=== PROBLEM TO WORK ON ===
Because the entries hold pictures, reproduce only their words, exactly as written.
-- SUPPLIED DATA follows --
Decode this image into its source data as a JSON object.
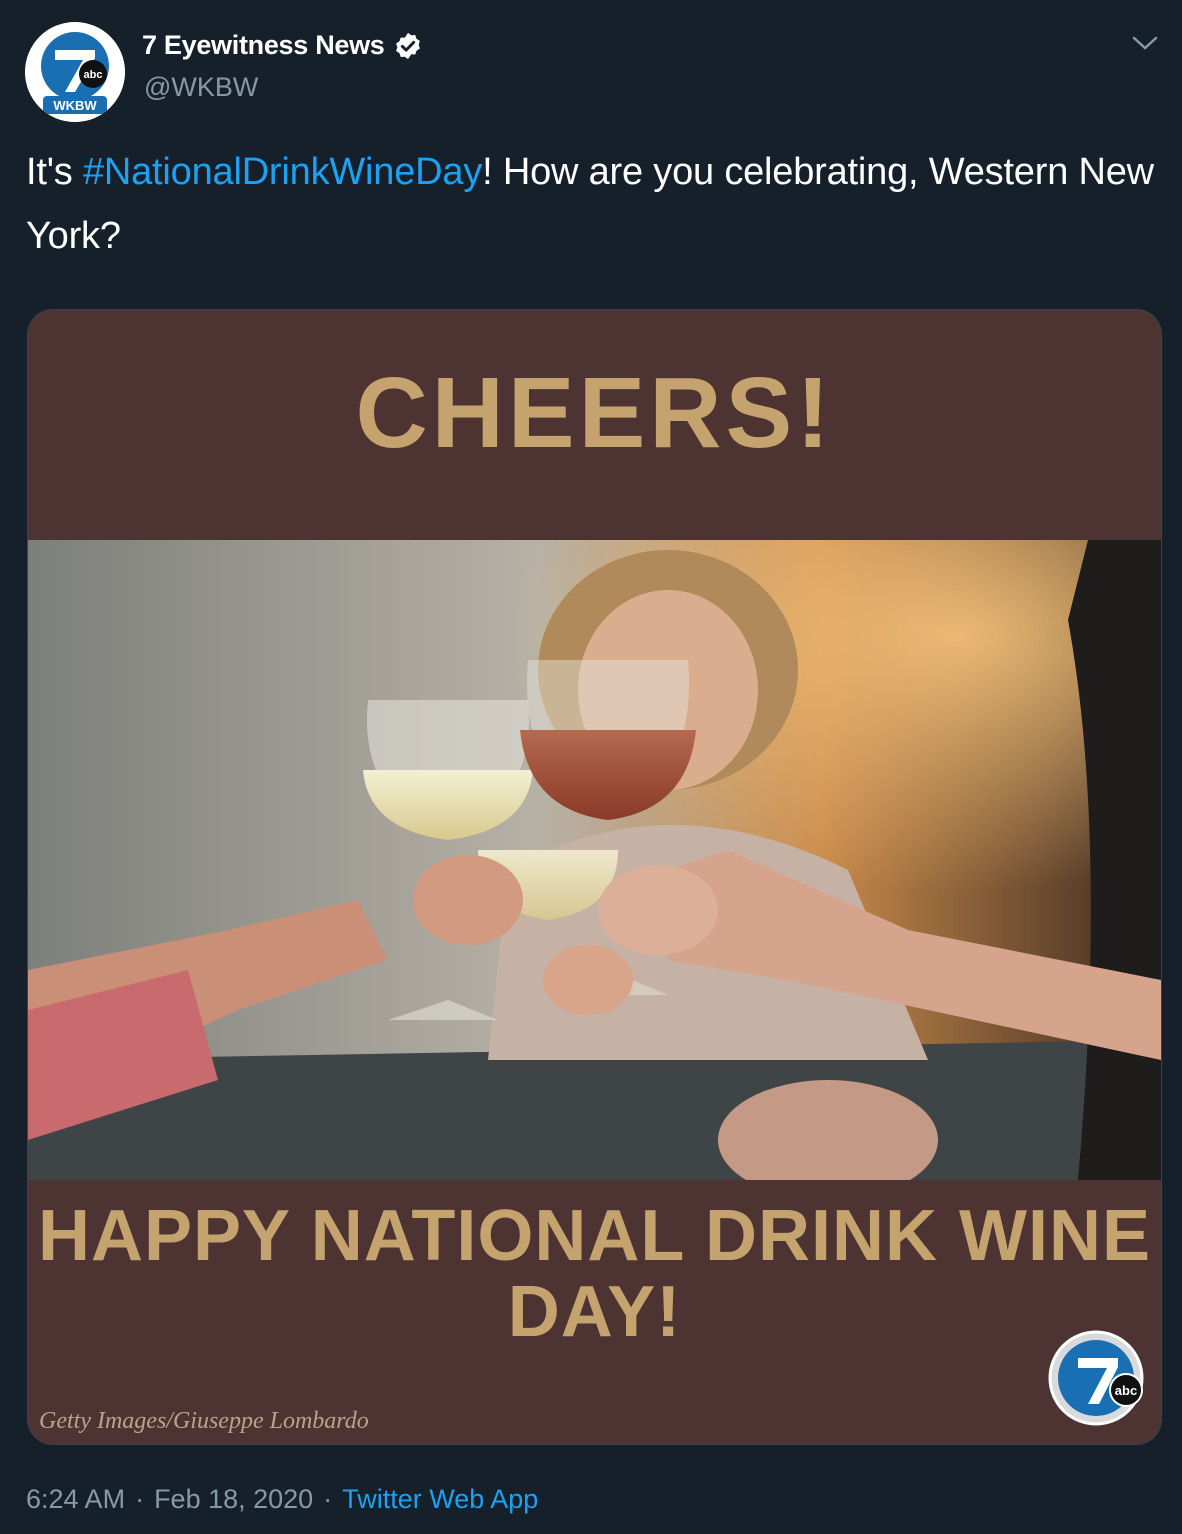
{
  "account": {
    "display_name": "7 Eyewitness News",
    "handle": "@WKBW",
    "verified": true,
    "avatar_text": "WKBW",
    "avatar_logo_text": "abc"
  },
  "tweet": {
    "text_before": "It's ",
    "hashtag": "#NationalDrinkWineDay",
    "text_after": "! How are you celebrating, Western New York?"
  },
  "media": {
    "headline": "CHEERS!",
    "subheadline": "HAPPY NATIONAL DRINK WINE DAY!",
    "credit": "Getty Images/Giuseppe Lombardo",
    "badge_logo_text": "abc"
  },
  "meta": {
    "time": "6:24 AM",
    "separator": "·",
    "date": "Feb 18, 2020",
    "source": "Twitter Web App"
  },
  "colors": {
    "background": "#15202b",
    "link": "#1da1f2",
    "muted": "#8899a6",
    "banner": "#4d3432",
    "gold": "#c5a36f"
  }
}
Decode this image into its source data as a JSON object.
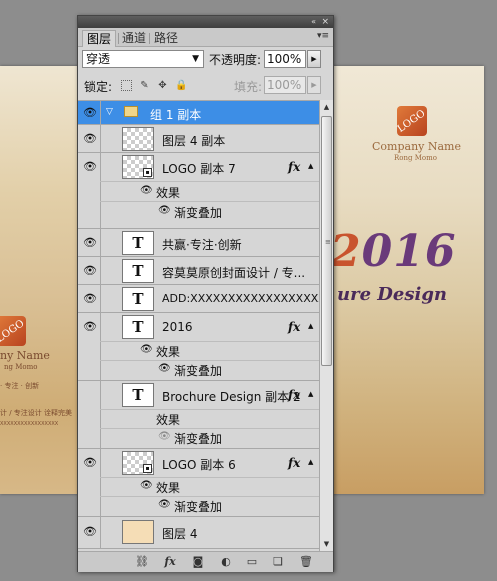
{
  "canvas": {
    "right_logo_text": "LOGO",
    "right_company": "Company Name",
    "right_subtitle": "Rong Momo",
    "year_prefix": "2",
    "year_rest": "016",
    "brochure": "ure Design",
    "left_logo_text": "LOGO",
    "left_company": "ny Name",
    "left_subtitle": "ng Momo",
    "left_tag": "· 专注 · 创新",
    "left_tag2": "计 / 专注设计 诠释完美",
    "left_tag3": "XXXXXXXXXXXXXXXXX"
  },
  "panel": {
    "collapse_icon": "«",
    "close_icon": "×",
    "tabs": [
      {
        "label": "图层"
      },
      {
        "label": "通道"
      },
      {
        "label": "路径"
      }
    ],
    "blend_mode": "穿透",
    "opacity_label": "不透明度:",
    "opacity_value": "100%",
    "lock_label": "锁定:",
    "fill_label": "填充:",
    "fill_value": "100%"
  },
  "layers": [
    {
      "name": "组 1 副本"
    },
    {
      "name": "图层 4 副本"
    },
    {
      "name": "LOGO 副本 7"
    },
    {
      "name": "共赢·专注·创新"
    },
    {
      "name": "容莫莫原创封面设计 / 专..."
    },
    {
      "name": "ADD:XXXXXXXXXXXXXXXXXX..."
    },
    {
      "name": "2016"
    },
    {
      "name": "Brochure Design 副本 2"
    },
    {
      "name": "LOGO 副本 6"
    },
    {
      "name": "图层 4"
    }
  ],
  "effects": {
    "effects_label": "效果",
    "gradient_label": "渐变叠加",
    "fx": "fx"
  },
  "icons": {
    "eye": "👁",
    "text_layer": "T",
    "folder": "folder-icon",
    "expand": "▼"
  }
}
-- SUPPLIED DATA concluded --
=== RESULT OF THE TASK ===
Decode this image into its source data as a JSON object.
{
  "account": {
    "display_name": "7 Eyewitness News",
    "handle": "@WKBW",
    "verified": true,
    "avatar_text": "WKBW",
    "avatar_logo_text": "abc"
  },
  "tweet": {
    "text_before": "It's ",
    "hashtag": "#NationalDrinkWineDay",
    "text_after": "! How are you celebrating, Western New York?"
  },
  "media": {
    "headline": "CHEERS!",
    "subheadline": "HAPPY NATIONAL DRINK WINE DAY!",
    "credit": "Getty Images/Giuseppe Lombardo",
    "badge_logo_text": "abc"
  },
  "meta": {
    "time": "6:24 AM",
    "separator": "·",
    "date": "Feb 18, 2020",
    "source": "Twitter Web App"
  },
  "colors": {
    "background": "#15202b",
    "link": "#1da1f2",
    "muted": "#8899a6",
    "banner": "#4d3432",
    "gold": "#c5a36f"
  }
}
Decode this image into its source data as a JSON object.
{
  "canvas": {
    "right_logo_text": "LOGO",
    "right_company": "Company Name",
    "right_subtitle": "Rong Momo",
    "year_prefix": "2",
    "year_rest": "016",
    "brochure": "ure Design",
    "left_logo_text": "LOGO",
    "left_company": "ny Name",
    "left_subtitle": "ng Momo",
    "left_tag": "· 专注 · 创新",
    "left_tag2": "计 / 专注设计 诠释完美",
    "left_tag3": "XXXXXXXXXXXXXXXXX"
  },
  "panel": {
    "collapse_icon": "«",
    "close_icon": "×",
    "tabs": [
      {
        "label": "图层"
      },
      {
        "label": "通道"
      },
      {
        "label": "路径"
      }
    ],
    "blend_mode": "穿透",
    "opacity_label": "不透明度:",
    "opacity_value": "100%",
    "lock_label": "锁定:",
    "fill_label": "填充:",
    "fill_value": "100%"
  },
  "layers": [
    {
      "name": "组 1 副本"
    },
    {
      "name": "图层 4 副本"
    },
    {
      "name": "LOGO 副本 7"
    },
    {
      "name": "共赢·专注·创新"
    },
    {
      "name": "容莫莫原创封面设计 / 专..."
    },
    {
      "name": "ADD:XXXXXXXXXXXXXXXXXX..."
    },
    {
      "name": "2016"
    },
    {
      "name": "Brochure Design 副本 2"
    },
    {
      "name": "LOGO 副本 6"
    },
    {
      "name": "图层 4"
    }
  ],
  "effects": {
    "effects_label": "效果",
    "gradient_label": "渐变叠加",
    "fx": "fx"
  },
  "icons": {
    "eye": "👁",
    "text_layer": "T",
    "folder": "folder-icon",
    "expand": "▼"
  }
}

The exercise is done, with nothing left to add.